This zany assortment of poetry is loosely organized around a bathroom theme. The eclectic subject matter of the 21 poems runs the gamut from downright silly to slightly icky. Selections such as “Troubles,” which celebrates the restorative powers of a bubble bath, and “Ahoy,” an ode to imaginative playtime in the tub, will appeal to younger readers. However, the wry humor of other selections, including “The Medicine Cabinet” and “Chore,” provides a plethora of “euww” moments for less squeamish older readers (“It smells all musty. / It’s kind of crusty, / Damp and dank, / And even rusty. / It’s a chore / We all abhor, / Cleaning the toilet, / Where it meets the floor”). Nonetheless, Shields’s creative wordplay and clever wit moderate the yuck factor and consistently provoke laughs. Meisel’s cheerfully irreverent illustrations provide a droll backdrop (quite literally, in the case of the toilet poem) to the playful rhymes. Whether teachers like it or not, this is sure to see a lot of use during poetry units. (Picture book/poetry. 5-8)

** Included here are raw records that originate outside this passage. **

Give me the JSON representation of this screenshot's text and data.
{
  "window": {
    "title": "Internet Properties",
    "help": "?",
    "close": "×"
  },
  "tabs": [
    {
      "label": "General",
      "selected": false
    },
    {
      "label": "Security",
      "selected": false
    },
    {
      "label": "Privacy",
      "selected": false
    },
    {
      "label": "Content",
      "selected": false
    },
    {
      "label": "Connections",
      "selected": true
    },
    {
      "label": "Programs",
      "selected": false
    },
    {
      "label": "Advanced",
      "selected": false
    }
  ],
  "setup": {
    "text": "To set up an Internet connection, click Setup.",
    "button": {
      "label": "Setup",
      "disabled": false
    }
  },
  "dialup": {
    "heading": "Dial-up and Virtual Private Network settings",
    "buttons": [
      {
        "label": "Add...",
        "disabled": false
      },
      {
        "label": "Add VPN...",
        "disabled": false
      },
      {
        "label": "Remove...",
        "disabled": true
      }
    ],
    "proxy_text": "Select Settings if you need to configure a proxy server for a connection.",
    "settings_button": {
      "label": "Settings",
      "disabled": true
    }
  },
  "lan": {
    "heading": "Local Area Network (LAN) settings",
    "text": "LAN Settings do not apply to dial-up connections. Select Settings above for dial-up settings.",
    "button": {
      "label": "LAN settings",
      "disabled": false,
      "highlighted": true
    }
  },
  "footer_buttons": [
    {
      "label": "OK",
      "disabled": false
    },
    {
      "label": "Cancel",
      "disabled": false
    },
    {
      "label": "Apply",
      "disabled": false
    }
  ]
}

Pub Date: April 1, 2010

ISBN: 978-0-525-47937-6

Page Count: 40

Publisher: Dutton

Review Posted Online: Dec. 28, 2010

Kirkus Reviews Issue: March 15, 2010



Marvelously crafted to inspire blooming writers.

This companion to Alexander and Sweet’s How To Read a Book (2019) offers children a path from swirling inspiration to poetry.

Alexander and Nikaido’s own poem, blossoming with metaphor, its similes multiplying like mushrooms, locates its advice in nature. “Begin / with a question, / like an acorn / waiting for spring.” Their free verse, at once economical and luminous, beautifully charts the process from thought to expression, inviting children to imagine boundlessly. Accentuating the work of poem-making, the authors offer advice on handling those teeming words: “Invite them / into your paper boat / and row row row / across the wild white expanse.” Sweet’s gouache-and-watercolor illustrations depict diverse, dynamically active people within a colorful universe of collaged cut shapes, word-strewn vintage papers, pebbles, and hand-lettered text. Endlessly inventive, she affixes a drawing to loose-leaf paper, making its straight lines leap up and over three rowboats. Opposite, a group of kids collect letter shapes in a vessel folded from an old book page. Echoing the sentiment of an introductory quote from poet Nikki Giovanni (“We are all either wheels or connectors. Whichever we are, we must find truth and balance, which is a bicycle”), the double spreads are peppered with circles, curves, and loops. Alexander and Nikaido end with a final, heartfelt call to poets-in-training: “Now, show us what you’ve found.” (This book was reviewed digitally.)

Marvelously crafted to inspire blooming writers. (notes from Alexander and Sweet) (Picture book/poetry. 5-8)

Pub Date: April 4, 2023

ISBN: 9780063060906

Page Count: 32

Publisher: Quill Tree Books/HarperCollins

Review Posted Online: Jan. 11, 2023

Kirkus Reviews Issue: Feb. 1, 2023



Echoing Ashley Wolff’s 1988 approach to Stevenson’s poetic tribute to the power of imagination, Kirk begins with neatly drawn scenes of a child in a playroom, assembling large wooden blocks into, “A kirk and a mill and a palace beside, / And a harbor as well where my vessels may ride.” All of these acquire grand architectural details and toy-like inhabitants as the pages turn, until at last the narrator declares, “Now I have done with it, down let it go!” In a final twist, the young city-builder is shown running outside, into a well-kept residential neighborhood in which all the houses except his have been transformed into piles of blocks. Not much to choose between the two interpretations, but it’s a poem that every child should have an opportunity to know. (Picture book/poetry. 5-7)

Pub Date: Aug. 1, 2005

ISBN: 0-689-86964-9

Page Count: 32

Publisher: Simon & Schuster

Review Posted Online: May 19, 2010

Kirkus Reviews Issue: July 1, 2005

Close Quickview